__What you need to do__:
Pull out each line of the records holding the string "this".

__Data supplied__:
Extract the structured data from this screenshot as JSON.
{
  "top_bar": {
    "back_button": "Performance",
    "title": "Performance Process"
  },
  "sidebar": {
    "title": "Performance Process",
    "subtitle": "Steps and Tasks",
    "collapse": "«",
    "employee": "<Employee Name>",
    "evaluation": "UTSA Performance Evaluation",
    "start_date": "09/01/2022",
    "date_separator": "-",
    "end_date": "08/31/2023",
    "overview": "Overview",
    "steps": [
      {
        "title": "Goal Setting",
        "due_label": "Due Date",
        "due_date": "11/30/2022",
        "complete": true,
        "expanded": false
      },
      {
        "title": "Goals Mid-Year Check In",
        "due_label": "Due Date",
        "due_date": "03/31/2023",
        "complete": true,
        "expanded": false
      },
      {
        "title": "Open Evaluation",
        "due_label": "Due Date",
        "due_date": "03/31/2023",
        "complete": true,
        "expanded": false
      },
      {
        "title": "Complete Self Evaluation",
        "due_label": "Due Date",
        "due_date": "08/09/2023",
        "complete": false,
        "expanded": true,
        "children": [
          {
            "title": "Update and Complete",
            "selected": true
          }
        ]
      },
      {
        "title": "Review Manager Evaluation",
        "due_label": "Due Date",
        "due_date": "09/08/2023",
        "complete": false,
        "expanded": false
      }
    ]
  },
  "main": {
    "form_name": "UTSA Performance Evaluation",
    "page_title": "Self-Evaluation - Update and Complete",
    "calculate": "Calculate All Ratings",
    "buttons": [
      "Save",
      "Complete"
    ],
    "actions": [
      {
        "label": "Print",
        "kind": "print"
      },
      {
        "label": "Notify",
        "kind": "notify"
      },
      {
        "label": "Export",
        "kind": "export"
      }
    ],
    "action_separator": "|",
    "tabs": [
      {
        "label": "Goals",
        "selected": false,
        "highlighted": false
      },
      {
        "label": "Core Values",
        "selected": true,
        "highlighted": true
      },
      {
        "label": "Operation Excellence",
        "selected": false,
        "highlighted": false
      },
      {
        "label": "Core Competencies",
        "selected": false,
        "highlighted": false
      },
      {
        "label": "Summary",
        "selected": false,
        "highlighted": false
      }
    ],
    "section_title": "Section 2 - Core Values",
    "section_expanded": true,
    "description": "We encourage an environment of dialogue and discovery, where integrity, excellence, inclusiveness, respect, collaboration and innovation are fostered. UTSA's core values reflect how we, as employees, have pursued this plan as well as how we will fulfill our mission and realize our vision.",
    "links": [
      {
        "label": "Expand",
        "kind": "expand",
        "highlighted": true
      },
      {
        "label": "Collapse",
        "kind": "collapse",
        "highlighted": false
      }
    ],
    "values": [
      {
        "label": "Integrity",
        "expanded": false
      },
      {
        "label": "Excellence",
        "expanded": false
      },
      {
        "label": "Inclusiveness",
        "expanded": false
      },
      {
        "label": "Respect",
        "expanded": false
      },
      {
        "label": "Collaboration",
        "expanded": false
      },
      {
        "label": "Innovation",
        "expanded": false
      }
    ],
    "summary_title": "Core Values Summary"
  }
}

__Output__:
Extract the structured data from this screenshot as JSON.
    "description": "We encourage an environment of dialogue and discovery, where integrity, excellence, inclusiveness, respect, collaboration and innovation are fostered. UTSA's core values reflect how we, as employees, have pursued this plan as well as how we will fulfill our mission and realize our vision.",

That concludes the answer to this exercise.